## Task prompt
The expected response is the complete listing below, restated exactly, with its pictures omitted.

## Available data
------------------------------------------------------------------------

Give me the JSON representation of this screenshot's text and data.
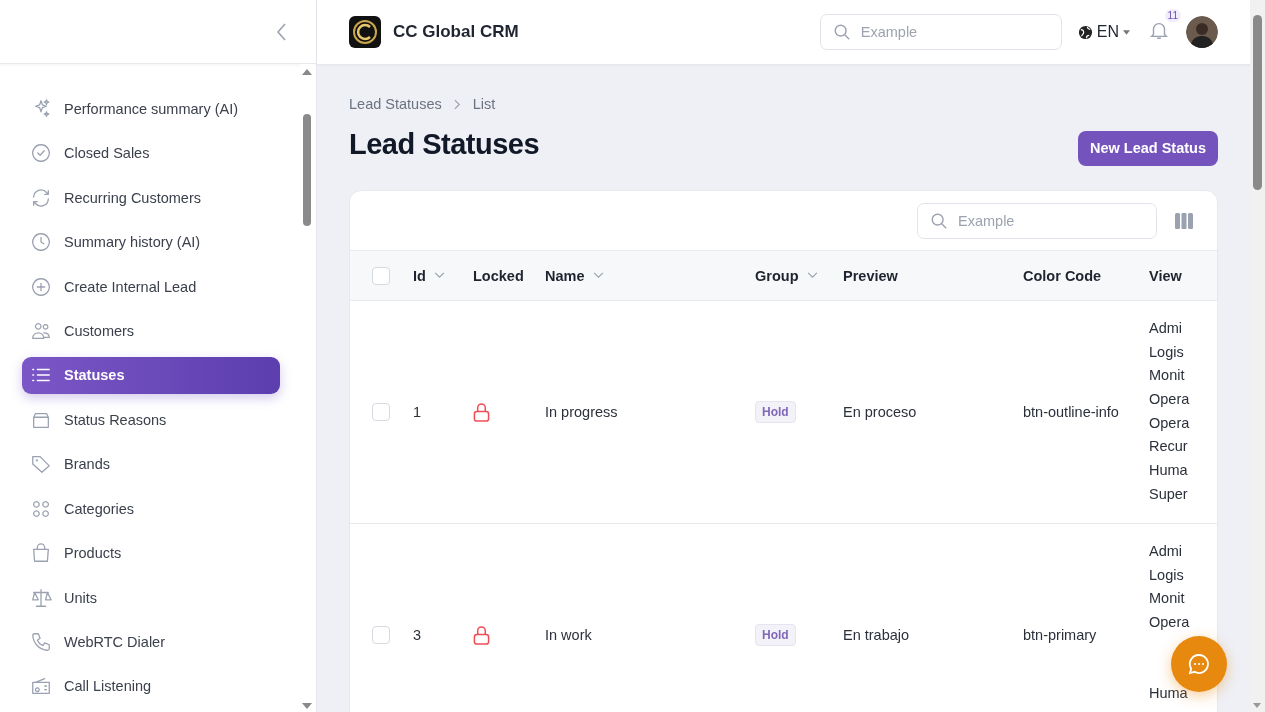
{
  "sidebar": {
    "items": [
      {
        "label": "Performance summary (AI)",
        "selected": false
      },
      {
        "label": "Closed Sales",
        "selected": false
      },
      {
        "label": "Recurring Customers",
        "selected": false
      },
      {
        "label": "Summary history (AI)",
        "selected": false
      },
      {
        "label": "Create Internal Lead",
        "selected": false
      },
      {
        "label": "Customers",
        "selected": false
      },
      {
        "label": "Statuses",
        "selected": true
      },
      {
        "label": "Status Reasons",
        "selected": false
      },
      {
        "label": "Brands",
        "selected": false
      },
      {
        "label": "Categories",
        "selected": false
      },
      {
        "label": "Products",
        "selected": false
      },
      {
        "label": "Units",
        "selected": false
      },
      {
        "label": "WebRTC Dialer",
        "selected": false
      },
      {
        "label": "Call Listening",
        "selected": false
      }
    ]
  },
  "topbar": {
    "app_name": "CC Global CRM",
    "search": {
      "placeholder": "Example"
    },
    "language": "EN",
    "notifications": "11"
  },
  "breadcrumb": [
    "Lead Statuses",
    "List"
  ],
  "title": "Lead Statuses",
  "new_button": "New Lead Status",
  "table": {
    "search": {
      "placeholder": "Example"
    },
    "select_all": {
      "checked": false
    },
    "columns": [
      {
        "label": "Id",
        "sortable": true
      },
      {
        "label": "Locked",
        "sortable": false
      },
      {
        "label": "Name",
        "sortable": true
      },
      {
        "label": "Group",
        "sortable": true
      },
      {
        "label": "Preview",
        "sortable": false
      },
      {
        "label": "Color Code",
        "sortable": false
      },
      {
        "label": "View",
        "sortable": false
      }
    ],
    "rows": [
      {
        "checked": false,
        "id": "1",
        "locked": true,
        "name": "In progress",
        "group": "Hold",
        "preview": "En proceso",
        "color_code": "btn-outline-info",
        "view": [
          "Admi",
          "Logis",
          "Monit",
          "Opera",
          "Opera",
          "Recur",
          "Huma",
          "Super"
        ]
      },
      {
        "checked": false,
        "id": "3",
        "locked": true,
        "name": "In work",
        "group": "Hold",
        "preview": "En trabajo",
        "color_code": "btn-primary",
        "view": [
          "Admi",
          "Logis",
          "Monit",
          "Opera"
        ],
        "view_below_button": [
          "Huma"
        ]
      }
    ]
  }
}
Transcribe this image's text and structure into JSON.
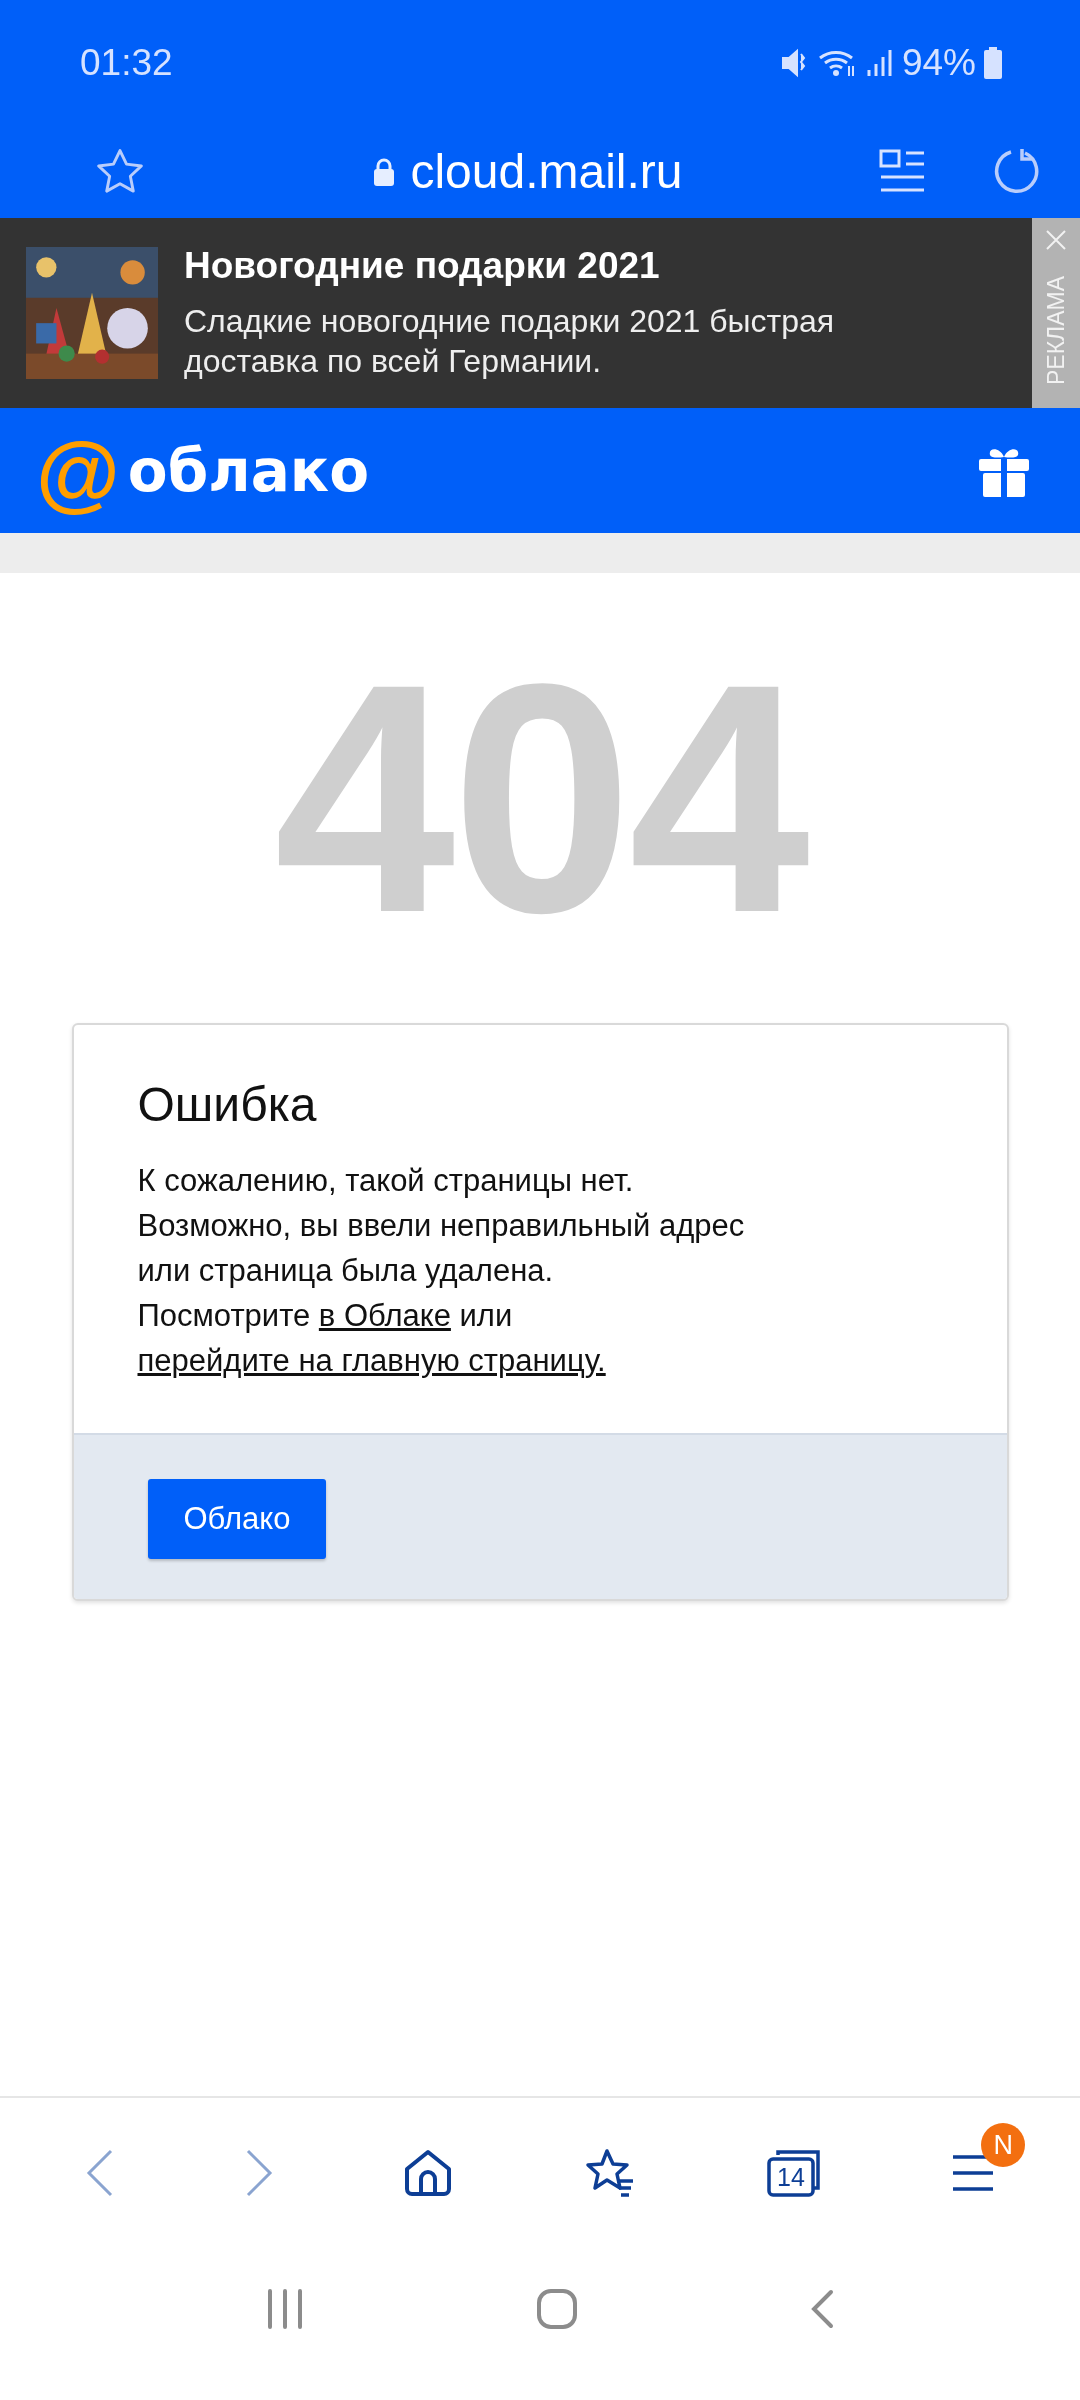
{
  "status_bar": {
    "time": "01:32",
    "battery": "94%"
  },
  "address_bar": {
    "url": "cloud.mail.ru"
  },
  "ad": {
    "title": "Новогодние подарки 2021",
    "text": "Сладкие новогодние подарки 2021 быстрая доставка по всей Германии.",
    "label": "РЕКЛАМА"
  },
  "header": {
    "logo_mark": "@",
    "logo_text": "облако"
  },
  "error": {
    "code": "404",
    "title": "Ошибка",
    "lines": [
      "К сожалению, такой страницы нет.",
      "Возможно, вы ввели неправильный адрес",
      "или страница была удалена."
    ],
    "prompt": "Посмотрите",
    "joiner": "или",
    "links": [
      {
        "text": "в Облаке"
      },
      {
        "text": "перейдите на главную страницу."
      }
    ],
    "button": "Облако"
  },
  "bottom_nav": {
    "tab_count": "14",
    "menu_badge": "N"
  }
}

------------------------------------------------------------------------

## Answer to this problem
Give me the JSON representation of this screenshot's text and data.
{
  "sidebar": {
    "items": [
      {
        "label": "Performance summary (AI)",
        "selected": false
      },
      {
        "label": "Closed Sales",
        "selected": false
      },
      {
        "label": "Recurring Customers",
        "selected": false
      },
      {
        "label": "Summary history (AI)",
        "selected": false
      },
      {
        "label": "Create Internal Lead",
        "selected": false
      },
      {
        "label": "Customers",
        "selected": false
      },
      {
        "label": "Statuses",
        "selected": true
      },
      {
        "label": "Status Reasons",
        "selected": false
      },
      {
        "label": "Brands",
        "selected": false
      },
      {
        "label": "Categories",
        "selected": false
      },
      {
        "label": "Products",
        "selected": false
      },
      {
        "label": "Units",
        "selected": false
      },
      {
        "label": "WebRTC Dialer",
        "selected": false
      },
      {
        "label": "Call Listening",
        "selected": false
      }
    ]
  },
  "topbar": {
    "app_name": "CC Global CRM",
    "search": {
      "placeholder": "Example"
    },
    "language": "EN",
    "notifications": "11"
  },
  "breadcrumb": [
    "Lead Statuses",
    "List"
  ],
  "title": "Lead Statuses",
  "new_button": "New Lead Status",
  "table": {
    "search": {
      "placeholder": "Example"
    },
    "select_all": {
      "checked": false
    },
    "columns": [
      {
        "label": "Id",
        "sortable": true
      },
      {
        "label": "Locked",
        "sortable": false
      },
      {
        "label": "Name",
        "sortable": true
      },
      {
        "label": "Group",
        "sortable": true
      },
      {
        "label": "Preview",
        "sortable": false
      },
      {
        "label": "Color Code",
        "sortable": false
      },
      {
        "label": "View",
        "sortable": false
      }
    ],
    "rows": [
      {
        "checked": false,
        "id": "1",
        "locked": true,
        "name": "In progress",
        "group": "Hold",
        "preview": "En proceso",
        "color_code": "btn-outline-info",
        "view": [
          "Admi",
          "Logis",
          "Monit",
          "Opera",
          "Opera",
          "Recur",
          "Huma",
          "Super"
        ]
      },
      {
        "checked": false,
        "id": "3",
        "locked": true,
        "name": "In work",
        "group": "Hold",
        "preview": "En trabajo",
        "color_code": "btn-primary",
        "view": [
          "Admi",
          "Logis",
          "Monit",
          "Opera"
        ],
        "view_below_button": [
          "Huma"
        ]
      }
    ]
  }
}
Transcribe this image's text and structure into JSON.
{
  "status_bar": {
    "time": "01:32",
    "battery": "94%"
  },
  "address_bar": {
    "url": "cloud.mail.ru"
  },
  "ad": {
    "title": "Новогодние подарки 2021",
    "text": "Сладкие новогодние подарки 2021 быстрая доставка по всей Германии.",
    "label": "РЕКЛАМА"
  },
  "header": {
    "logo_mark": "@",
    "logo_text": "облако"
  },
  "error": {
    "code": "404",
    "title": "Ошибка",
    "lines": [
      "К сожалению, такой страницы нет.",
      "Возможно, вы ввели неправильный адрес",
      "или страница была удалена."
    ],
    "prompt": "Посмотрите",
    "joiner": "или",
    "links": [
      {
        "text": "в Облаке"
      },
      {
        "text": "перейдите на главную страницу."
      }
    ],
    "button": "Облако"
  },
  "bottom_nav": {
    "tab_count": "14",
    "menu_badge": "N"
  }
}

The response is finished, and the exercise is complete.